The Tourism Ministry claims that the biggest factor in raising hotel room rates is a lack of balance between supply and demand. Between 2000 and 2014, the number of hotel rooms grew by 9.6%, while the number of tourists rose by 20%.

“Since 2000 we’ve built almost no new hotels so that every time demand grows prices rise a lot,” says Tourism Minster Yariv Levin. “Even in periods of low occupancy, there’s no competition and rates don’t fall.”

In theory, the high room rates and increasing tourist arrivals should lead to more hotel construction, but it hasn’t happened due to a mix of high risk, low profitability and the long zoning approval process.

The red tape required to build a new hotel means financing costs over a long period. It takes at least five years to build a new hotel and it typically takes 15 years to recover the investment, so that financing costs can stretch out over two decades.

It can easily take five years to obtain all the necessary approvals and building permits, and the sudden outbreak of a war or an intifada can put them on hold, which explains why the banks are very hesitant to finance development of new hotels. Instead, investors end up putting more of their own money up front, which increases costs down the line.

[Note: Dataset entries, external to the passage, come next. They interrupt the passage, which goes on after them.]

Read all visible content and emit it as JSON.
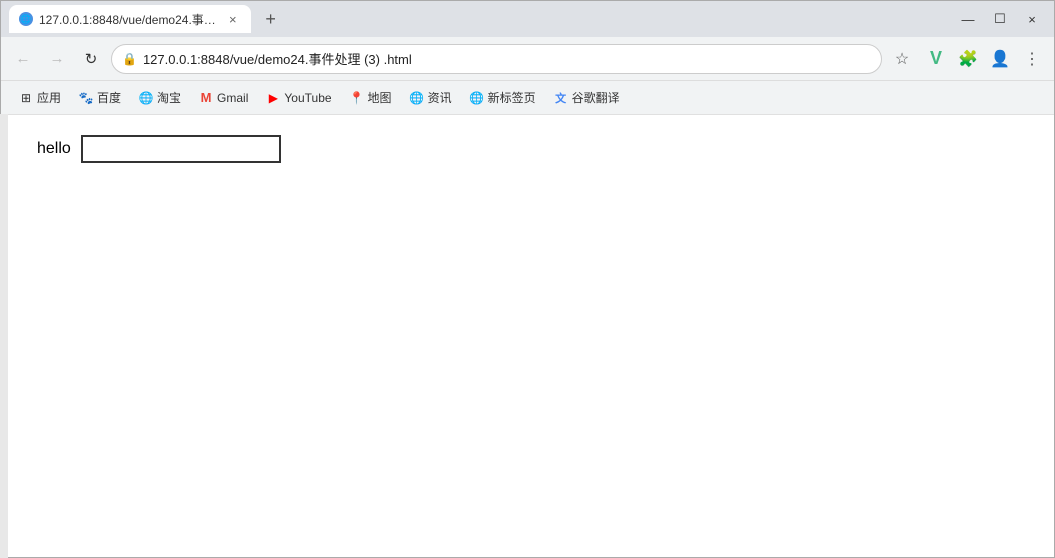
{
  "window": {
    "title": "127.0.0.1:8848/vue/demo24.事件处理 (3) .html",
    "tab_icon": "🌐",
    "close_label": "×",
    "minimize_label": "—",
    "maximize_label": "☐"
  },
  "navbar": {
    "back_label": "←",
    "forward_label": "→",
    "refresh_label": "↻",
    "address": "127.0.0.1:8848/vue/demo24.事件处理 (3) .html",
    "star_label": "☆"
  },
  "bookmarks": [
    {
      "id": "apps",
      "icon": "⊞",
      "label": "应用"
    },
    {
      "id": "baidu",
      "icon": "🐾",
      "label": "百度"
    },
    {
      "id": "taobao",
      "icon": "🌐",
      "label": "淘宝"
    },
    {
      "id": "gmail",
      "icon": "M",
      "label": "Gmail"
    },
    {
      "id": "youtube",
      "icon": "▶",
      "label": "YouTube"
    },
    {
      "id": "maps",
      "icon": "📍",
      "label": "地图"
    },
    {
      "id": "news",
      "icon": "🌐",
      "label": "资讯"
    },
    {
      "id": "newtab",
      "icon": "🌐",
      "label": "新标签页"
    },
    {
      "id": "translate",
      "icon": "🔤",
      "label": "谷歌翻译"
    }
  ],
  "page": {
    "hello_label": "hello",
    "input_value": ""
  },
  "extensions": {
    "vue": "V",
    "puzzle": "🧩",
    "avatar": "👤",
    "menu": "⋮"
  },
  "new_tab_label": "+"
}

This has led Israeli hoteliers to look overseas for new projects: In the past decade, Israeli hotel operators purchased more hotel rooms outside of Israel than were built inside the country since the state was established, in 1948.

There are additional problems for the industry, such as a shortage of mid-priced rooms, especially after the Open Skies aviation reforms with the European Union led to a surge of low-cost airlines offering flights to Israel. More foreign tourists are coming, but most of them are frugal. Airbnb and other new business models that compete with conventional hotels are putting on the squeeze, even if some new boutique hotels in Tel Aviv and other locations are doing very well.